“It’s just opened its first utility-scale, ground-mounted solar PV installation solar power plant in Negros Occidental, with a capacity of 59 megawatts, and Hedcor will operate and manage it. It’ll be the starting point of our ambition to be the one of the largest green energy players, not only here, but throughout Asia.”
Rolando describes the company as being in a transition phase, as it seeks to expand its capabilities in solar and wind as well as updating ageing assets.
His biggest accomplishment has been an ambitious and all-encompassing automation program that will underpin his expansion plans.
“On the tech front, I’m so proud that Hedcor is at the forefront of hydropower digitalisation in the Philippines,” he says. “Seven years ago, I’d say 70 per cent of our plants were manually operated or semi-automatic, so we started a road map to full automation with the construction of a national operation centre in Mindanao.

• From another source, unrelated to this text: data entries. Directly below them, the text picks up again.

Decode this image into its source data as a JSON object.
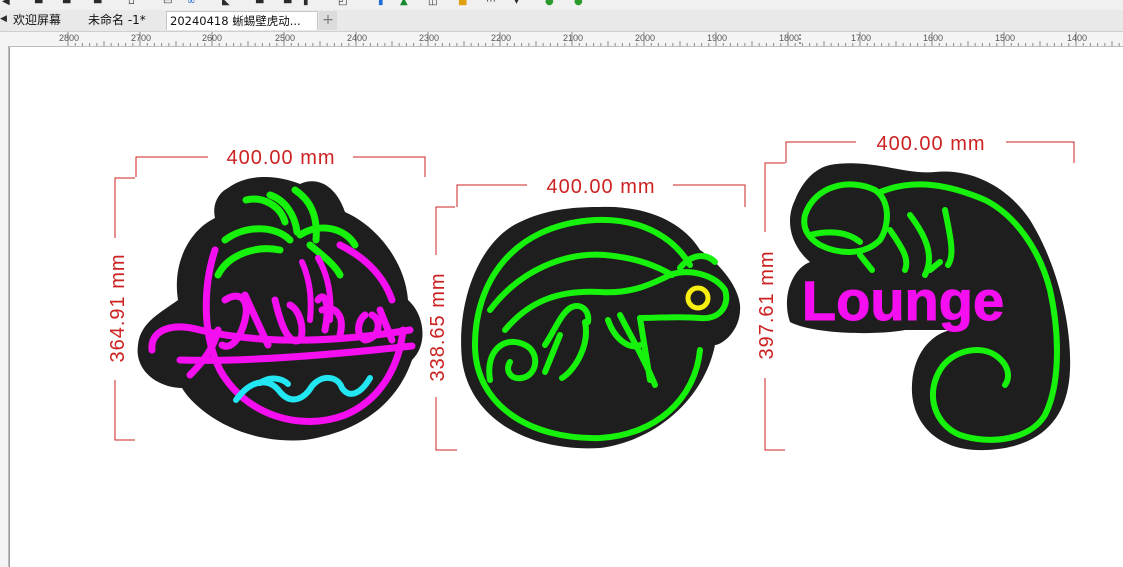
{
  "tabs": [
    {
      "label": "欢迎屏幕",
      "active": false
    },
    {
      "label": "未命名 -1*",
      "active": false
    },
    {
      "label": "20240418 蜥蜴壁虎动...",
      "active": true
    }
  ],
  "new_tab_symbol": "+",
  "ruler": {
    "labels": [
      "2800",
      "2700",
      "2600",
      "2500",
      "2400",
      "2300",
      "2200",
      "2100",
      "2000",
      "1900",
      "1800",
      "1700",
      "1600",
      "1500",
      "1400"
    ]
  },
  "designs": [
    {
      "name": "Aloha",
      "width_label": "400.00 mm",
      "height_label": "364.91 mm"
    },
    {
      "name": "chameleon",
      "width_label": "400.00 mm",
      "height_label": "338.65 mm"
    },
    {
      "name": "Lounge chameleon",
      "width_label": "400.00 mm",
      "height_label": "397.61 mm"
    }
  ],
  "sign_text": {
    "aloha": "Aloha",
    "lounge": "Lounge"
  },
  "colors": {
    "board": "#1e1e1e",
    "neon_green": "#16f20c",
    "neon_magenta": "#f40ef0",
    "neon_cyan": "#22e6f2",
    "neon_yellow": "#f7ef12",
    "dimension": "#cc2222"
  },
  "toolbar_icons": [
    "back-icon",
    "tool-icon",
    "tool-icon",
    "tool-icon",
    "cube-icon",
    "link-icon",
    "tool-icon",
    "align-icon",
    "tool-icon",
    "crop-icon",
    "pen-icon",
    "fill-icon",
    "folder-icon",
    "grid-icon",
    "globe-icon",
    "recycle-icon"
  ]
}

“Now we have plants that are totally unmanned, with just a few engineers running the control centre. All of them will be operated from one location, and you know what that means? We’re building a scalable model, and all new plants can easily be integrated into it and controlled remotely using advanced data analytics.”
“On the tech front, I’m so proud that Hedcor is at the forefront of hydropower digitalisation in the Philippines.”
It’s also meant lower running costs, enhanced reliability… and a slew of industry honours to reflect the extraordinary technological breakthroughs the company has driven.
“We’ve been at the forefront of pushing to find out what’s possible for 40 years and have won lots of awards,” Rolando says. “In 2021, our three hydros in Northern Luzon, bagged the top three spots for exemplary compliance at the Wholesale Electricity Spot Market Compliance Officers Summit.
“On top of that, Hedcor Sabangan is a hall of famer after securing the top hydropower award for three consecutive years. I’m so proud of that. Hedcor Sal-angan and Ampohaw were in second and third place respectively.”
Rolando is understandably very proud of his team’s achievements. And he himself has fulfilled his desire to play a part in finding a solution to the environmental blight of fossil fuels.
“We’re a very dynamic organisation, ready for whatever challenges the future holds. I have the right talent to help us scale up and continue to succeed.”
And that success will be the result of hard work, passion and innovation. To be the best at run-of-river, you can’t just go with the flow.
“We’re proud that we had no shutdowns during COVID-19 because the plants now run themselves,” Rolando says. “On top of that, we had good asset management and very strong partners who supplied us with spare parts as soon as we needed them, even when there were shortages.
“They’re very supportive, and always find a way. We work with the very best partners and they do everything they can to help us, even when they’re experiencing difficulties.”